_Exercise goal_: Show every line of the data below that includes the word "shown".

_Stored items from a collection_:
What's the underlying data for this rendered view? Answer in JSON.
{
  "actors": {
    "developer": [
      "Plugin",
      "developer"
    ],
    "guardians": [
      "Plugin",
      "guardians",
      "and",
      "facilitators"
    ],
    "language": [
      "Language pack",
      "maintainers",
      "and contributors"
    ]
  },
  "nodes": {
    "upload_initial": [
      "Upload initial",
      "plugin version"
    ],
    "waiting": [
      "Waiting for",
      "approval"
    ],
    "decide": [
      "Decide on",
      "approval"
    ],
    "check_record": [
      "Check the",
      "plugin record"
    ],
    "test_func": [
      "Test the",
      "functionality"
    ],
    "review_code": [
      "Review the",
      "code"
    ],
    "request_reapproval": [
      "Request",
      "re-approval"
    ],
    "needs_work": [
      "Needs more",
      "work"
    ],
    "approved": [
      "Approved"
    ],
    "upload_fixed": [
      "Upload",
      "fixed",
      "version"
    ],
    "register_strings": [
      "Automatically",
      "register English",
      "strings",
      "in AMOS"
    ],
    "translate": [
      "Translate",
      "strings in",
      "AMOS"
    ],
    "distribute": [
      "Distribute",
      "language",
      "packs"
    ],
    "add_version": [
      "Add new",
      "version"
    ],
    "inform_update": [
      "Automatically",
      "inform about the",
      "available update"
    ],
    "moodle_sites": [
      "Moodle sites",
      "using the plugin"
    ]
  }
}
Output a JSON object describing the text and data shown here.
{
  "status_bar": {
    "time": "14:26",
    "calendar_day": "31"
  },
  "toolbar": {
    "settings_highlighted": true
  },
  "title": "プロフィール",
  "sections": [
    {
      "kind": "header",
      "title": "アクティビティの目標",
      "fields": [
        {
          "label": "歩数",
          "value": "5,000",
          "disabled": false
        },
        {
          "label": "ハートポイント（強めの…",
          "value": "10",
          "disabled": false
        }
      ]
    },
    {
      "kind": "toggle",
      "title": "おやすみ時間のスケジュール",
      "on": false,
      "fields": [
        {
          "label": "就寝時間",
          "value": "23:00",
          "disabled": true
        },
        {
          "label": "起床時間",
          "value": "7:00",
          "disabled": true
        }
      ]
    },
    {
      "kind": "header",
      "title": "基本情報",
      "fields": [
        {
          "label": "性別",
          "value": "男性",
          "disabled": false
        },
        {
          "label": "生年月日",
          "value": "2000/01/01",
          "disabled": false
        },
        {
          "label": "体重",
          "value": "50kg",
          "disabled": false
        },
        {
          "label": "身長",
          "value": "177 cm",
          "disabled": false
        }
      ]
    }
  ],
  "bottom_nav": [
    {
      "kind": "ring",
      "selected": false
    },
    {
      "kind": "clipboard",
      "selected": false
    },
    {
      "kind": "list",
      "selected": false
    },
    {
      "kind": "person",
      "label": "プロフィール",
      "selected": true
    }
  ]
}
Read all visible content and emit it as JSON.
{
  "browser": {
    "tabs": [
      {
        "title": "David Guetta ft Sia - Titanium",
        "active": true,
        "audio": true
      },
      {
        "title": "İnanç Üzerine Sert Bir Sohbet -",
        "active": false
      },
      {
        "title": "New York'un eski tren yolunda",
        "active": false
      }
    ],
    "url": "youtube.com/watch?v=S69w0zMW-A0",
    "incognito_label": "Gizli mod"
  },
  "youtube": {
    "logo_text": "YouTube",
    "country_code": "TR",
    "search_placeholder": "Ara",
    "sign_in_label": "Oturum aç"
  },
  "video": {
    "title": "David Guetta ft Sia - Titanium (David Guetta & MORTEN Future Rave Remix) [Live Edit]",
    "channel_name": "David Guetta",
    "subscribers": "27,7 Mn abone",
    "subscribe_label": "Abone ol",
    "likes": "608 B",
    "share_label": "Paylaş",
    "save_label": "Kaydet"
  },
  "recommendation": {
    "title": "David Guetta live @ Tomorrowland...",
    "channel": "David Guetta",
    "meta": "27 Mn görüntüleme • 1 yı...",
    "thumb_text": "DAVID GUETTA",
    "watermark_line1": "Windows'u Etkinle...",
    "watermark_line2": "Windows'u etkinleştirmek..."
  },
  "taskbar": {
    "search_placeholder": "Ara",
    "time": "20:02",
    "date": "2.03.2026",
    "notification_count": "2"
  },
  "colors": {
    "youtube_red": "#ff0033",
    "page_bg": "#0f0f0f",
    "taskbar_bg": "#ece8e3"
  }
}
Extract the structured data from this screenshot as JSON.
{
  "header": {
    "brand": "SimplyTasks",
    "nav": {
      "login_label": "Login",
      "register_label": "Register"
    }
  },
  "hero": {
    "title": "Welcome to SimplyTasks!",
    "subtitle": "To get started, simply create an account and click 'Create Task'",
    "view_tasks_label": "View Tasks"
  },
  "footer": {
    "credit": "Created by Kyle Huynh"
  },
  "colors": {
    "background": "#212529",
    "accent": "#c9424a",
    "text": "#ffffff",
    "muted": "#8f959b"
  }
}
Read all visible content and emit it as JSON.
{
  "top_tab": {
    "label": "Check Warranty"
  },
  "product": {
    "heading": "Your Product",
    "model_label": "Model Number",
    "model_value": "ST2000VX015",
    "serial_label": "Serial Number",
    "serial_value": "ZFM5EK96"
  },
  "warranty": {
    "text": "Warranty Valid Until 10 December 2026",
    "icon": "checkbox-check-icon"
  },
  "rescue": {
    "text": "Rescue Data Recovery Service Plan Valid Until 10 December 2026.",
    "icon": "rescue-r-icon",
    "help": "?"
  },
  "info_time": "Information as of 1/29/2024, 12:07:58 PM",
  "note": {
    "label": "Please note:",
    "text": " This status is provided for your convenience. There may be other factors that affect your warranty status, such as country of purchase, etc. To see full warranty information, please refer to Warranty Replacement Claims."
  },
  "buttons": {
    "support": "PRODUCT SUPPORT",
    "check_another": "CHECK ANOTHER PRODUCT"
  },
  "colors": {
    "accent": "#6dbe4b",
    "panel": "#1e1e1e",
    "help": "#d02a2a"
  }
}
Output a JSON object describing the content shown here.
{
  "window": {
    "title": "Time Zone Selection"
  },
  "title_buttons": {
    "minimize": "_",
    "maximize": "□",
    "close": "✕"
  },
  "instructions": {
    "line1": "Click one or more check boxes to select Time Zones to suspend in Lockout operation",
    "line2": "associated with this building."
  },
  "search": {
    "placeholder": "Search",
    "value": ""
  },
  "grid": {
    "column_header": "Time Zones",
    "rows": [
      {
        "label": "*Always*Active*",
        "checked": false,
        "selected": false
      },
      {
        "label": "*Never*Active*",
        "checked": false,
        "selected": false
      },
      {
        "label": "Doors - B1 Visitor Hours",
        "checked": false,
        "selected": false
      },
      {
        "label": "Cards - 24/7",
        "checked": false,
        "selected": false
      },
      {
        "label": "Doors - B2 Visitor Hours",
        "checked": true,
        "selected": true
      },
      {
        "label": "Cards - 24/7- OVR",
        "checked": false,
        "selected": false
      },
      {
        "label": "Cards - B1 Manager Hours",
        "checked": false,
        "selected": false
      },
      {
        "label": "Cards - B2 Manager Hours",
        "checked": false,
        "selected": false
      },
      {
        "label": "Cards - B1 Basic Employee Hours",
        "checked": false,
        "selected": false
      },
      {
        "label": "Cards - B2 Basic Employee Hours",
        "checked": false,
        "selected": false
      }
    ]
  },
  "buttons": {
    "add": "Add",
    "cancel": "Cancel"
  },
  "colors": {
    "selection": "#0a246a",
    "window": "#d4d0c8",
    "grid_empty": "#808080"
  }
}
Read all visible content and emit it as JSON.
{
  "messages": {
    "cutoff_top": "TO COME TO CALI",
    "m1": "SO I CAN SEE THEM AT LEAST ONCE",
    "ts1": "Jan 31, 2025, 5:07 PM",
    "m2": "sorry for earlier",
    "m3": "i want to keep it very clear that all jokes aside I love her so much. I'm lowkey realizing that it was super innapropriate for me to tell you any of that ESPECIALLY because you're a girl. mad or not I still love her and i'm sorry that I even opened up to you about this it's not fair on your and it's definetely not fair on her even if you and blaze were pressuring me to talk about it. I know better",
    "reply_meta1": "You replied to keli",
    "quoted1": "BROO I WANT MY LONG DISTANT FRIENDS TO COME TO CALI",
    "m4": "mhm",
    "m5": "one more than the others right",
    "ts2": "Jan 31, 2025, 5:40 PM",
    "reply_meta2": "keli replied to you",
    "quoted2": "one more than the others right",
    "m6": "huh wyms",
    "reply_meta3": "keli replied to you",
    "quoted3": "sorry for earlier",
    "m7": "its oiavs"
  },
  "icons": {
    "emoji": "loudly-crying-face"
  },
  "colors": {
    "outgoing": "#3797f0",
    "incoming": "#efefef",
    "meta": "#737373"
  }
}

_Your solution_:
Output a JSON object describing the text and data shown here.
Output a JSON object describing the content shown here.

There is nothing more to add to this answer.